THE PATH to economic development lies in urbanisation. Cities are the powerhouses of economic growth, according to the annual World Development report from the World Bank, published today.
The report, Entering the 21st Century, argues that "localisation" will prove just as important an economic phenomenon as globalisation, and the Bank's own lending policies will focus increasingly on improving social welfare cities, for example through the provision of clean water and sanitation in urban slums, or schemes to reduce air pollution. There will be less emphasis on traditional World Bank projects such as huge dams and roads, and more on the direct improvement of welfare in population centres.
The report also argues for the decentralisation of government spending and decision-making to local authorities. Cities are challenging the monopoly of central government over policy making, according to Shahid Yusuf, the head of the team that wrote the report.
This devolution is more efficient when it works, although the report also concedes that local governments can easily become overburdened and unable to provide the necessary infrastructure and services. And, against the background of the tragedy in East Timor, it notes that: "demands for local autonomy can lead to ethnic strife and civil war".
It is hardly surprising that the World Bank has concluded it must change tack in its lending policies. The traditional lending for power stations, dams and roads has been tainted by past corruption and, even worse, ineffectiveness. The history of such projects is littered with technical failures as well as having helped line the pockets of corrupt dictators and their cronies.
What's more, environmental concerns about such big projects have played an important part too. The protest against construction of the controversial dam on the Narmada river in India will prove to have been a key turning point.
Under its president, James Wolfensohn, the Bank has started to try to learn the lessons of such failures. He has focused policies on raising people out of poverty, which sounds obvious but was never to the fore in the World Bank's previous, more abstract, focus on economic development.
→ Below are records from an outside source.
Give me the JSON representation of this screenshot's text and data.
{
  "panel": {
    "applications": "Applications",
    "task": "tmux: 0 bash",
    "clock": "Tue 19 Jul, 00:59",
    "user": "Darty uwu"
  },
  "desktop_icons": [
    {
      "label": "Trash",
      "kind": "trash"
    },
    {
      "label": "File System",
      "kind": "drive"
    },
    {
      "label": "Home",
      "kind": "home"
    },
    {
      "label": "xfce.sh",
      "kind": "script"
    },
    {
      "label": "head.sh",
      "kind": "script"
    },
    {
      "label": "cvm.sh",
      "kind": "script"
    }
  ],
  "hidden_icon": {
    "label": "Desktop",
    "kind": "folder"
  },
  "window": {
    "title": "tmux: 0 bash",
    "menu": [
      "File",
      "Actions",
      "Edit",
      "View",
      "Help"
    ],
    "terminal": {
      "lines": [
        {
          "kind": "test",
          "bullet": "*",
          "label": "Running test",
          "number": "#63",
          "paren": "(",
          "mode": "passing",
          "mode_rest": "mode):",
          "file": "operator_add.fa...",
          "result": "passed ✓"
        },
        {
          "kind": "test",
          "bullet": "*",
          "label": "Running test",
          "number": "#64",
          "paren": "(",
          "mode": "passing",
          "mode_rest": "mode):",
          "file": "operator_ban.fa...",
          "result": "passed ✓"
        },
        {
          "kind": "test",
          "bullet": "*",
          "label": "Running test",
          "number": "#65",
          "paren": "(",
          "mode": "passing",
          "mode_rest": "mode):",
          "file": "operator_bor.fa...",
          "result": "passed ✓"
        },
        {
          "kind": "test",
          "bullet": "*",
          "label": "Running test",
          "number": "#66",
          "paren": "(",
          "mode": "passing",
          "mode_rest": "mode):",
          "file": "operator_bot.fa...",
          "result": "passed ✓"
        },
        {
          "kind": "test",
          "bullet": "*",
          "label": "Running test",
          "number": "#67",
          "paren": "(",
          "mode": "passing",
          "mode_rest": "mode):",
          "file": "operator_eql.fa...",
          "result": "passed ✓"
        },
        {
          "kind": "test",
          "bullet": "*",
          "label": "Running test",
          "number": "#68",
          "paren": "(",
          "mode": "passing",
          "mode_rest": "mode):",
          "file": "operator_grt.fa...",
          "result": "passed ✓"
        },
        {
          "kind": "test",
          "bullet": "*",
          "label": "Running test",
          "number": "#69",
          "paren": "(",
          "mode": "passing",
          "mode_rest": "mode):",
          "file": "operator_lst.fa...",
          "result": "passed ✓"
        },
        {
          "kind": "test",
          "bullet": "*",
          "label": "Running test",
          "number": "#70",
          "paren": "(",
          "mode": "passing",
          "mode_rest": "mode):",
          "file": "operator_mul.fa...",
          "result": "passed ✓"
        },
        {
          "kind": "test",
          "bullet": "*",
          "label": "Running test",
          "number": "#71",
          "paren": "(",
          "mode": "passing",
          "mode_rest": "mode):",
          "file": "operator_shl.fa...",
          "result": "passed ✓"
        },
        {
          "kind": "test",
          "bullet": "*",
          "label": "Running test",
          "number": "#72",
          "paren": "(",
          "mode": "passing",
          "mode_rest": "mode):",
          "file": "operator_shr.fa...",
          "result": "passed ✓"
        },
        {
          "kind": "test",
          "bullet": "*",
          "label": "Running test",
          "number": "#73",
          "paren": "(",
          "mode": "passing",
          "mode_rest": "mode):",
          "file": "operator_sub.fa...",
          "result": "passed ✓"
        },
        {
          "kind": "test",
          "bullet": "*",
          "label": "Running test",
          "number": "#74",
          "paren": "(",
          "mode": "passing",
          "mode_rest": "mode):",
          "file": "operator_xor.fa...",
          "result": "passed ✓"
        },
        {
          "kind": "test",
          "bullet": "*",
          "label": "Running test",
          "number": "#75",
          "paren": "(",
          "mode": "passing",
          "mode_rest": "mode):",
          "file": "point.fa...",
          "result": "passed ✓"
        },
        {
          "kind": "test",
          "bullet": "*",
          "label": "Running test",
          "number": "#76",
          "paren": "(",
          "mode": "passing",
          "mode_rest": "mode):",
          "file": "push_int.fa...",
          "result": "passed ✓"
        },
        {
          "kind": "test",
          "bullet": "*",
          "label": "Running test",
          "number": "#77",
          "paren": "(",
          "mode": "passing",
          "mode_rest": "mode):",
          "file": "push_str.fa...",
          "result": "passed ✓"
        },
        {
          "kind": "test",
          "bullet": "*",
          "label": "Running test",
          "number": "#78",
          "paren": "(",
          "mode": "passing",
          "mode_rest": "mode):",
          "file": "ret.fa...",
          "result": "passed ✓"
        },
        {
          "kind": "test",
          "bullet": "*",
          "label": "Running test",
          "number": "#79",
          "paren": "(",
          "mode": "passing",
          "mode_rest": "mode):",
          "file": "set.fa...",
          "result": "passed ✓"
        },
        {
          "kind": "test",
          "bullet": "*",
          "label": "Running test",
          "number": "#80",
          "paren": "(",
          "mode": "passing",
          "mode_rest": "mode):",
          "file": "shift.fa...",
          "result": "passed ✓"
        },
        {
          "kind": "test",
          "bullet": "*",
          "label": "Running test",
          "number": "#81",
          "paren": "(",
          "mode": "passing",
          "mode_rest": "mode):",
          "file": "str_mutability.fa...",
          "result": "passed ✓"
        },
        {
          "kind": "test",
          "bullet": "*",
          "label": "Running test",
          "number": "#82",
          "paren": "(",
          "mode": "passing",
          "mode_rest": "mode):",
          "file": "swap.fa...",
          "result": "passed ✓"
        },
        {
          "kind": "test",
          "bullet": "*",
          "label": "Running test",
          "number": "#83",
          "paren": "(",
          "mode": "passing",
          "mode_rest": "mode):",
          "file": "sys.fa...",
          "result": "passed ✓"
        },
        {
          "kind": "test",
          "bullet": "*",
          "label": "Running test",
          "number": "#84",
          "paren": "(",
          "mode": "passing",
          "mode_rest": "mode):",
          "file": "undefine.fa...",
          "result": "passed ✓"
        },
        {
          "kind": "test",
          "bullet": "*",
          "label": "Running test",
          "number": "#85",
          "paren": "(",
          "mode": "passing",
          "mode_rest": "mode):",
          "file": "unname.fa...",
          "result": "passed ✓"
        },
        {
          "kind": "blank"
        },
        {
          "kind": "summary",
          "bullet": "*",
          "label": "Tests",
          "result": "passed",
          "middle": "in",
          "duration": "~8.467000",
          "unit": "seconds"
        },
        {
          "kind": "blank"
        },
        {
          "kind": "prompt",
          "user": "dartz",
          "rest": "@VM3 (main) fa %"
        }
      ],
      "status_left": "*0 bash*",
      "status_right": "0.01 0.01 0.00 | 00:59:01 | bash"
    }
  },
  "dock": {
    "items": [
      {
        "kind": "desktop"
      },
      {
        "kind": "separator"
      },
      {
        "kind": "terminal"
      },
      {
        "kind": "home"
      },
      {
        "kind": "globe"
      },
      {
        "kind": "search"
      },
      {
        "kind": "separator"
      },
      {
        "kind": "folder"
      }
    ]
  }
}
If reducing the number of people in poverty is what matters, then it is obviously necessary to think about improving the quality of life in the squalid slums of the Third World metropolis.
In 1950 the number of people living in cities amounted to about 300 million in both the developed and developing worlds. By 2000 it will be 1 billion in the industrialised and 2 billion in the developing countries, or about half the world's population in total.
Economic growth is almost always accompanied by urbanisation. Economists have long noted that a skyline full of cranes, whether in London's Docklands or an emerging centre like Shanghai or Manila, is a good signal of rapid economic expansion.
Densely populated centres provide businesses with a pool of skilled labour, access to a network of suppliers and a ready market for their products. The process of globalisation is actually reinforcing some of these traditional advantages. …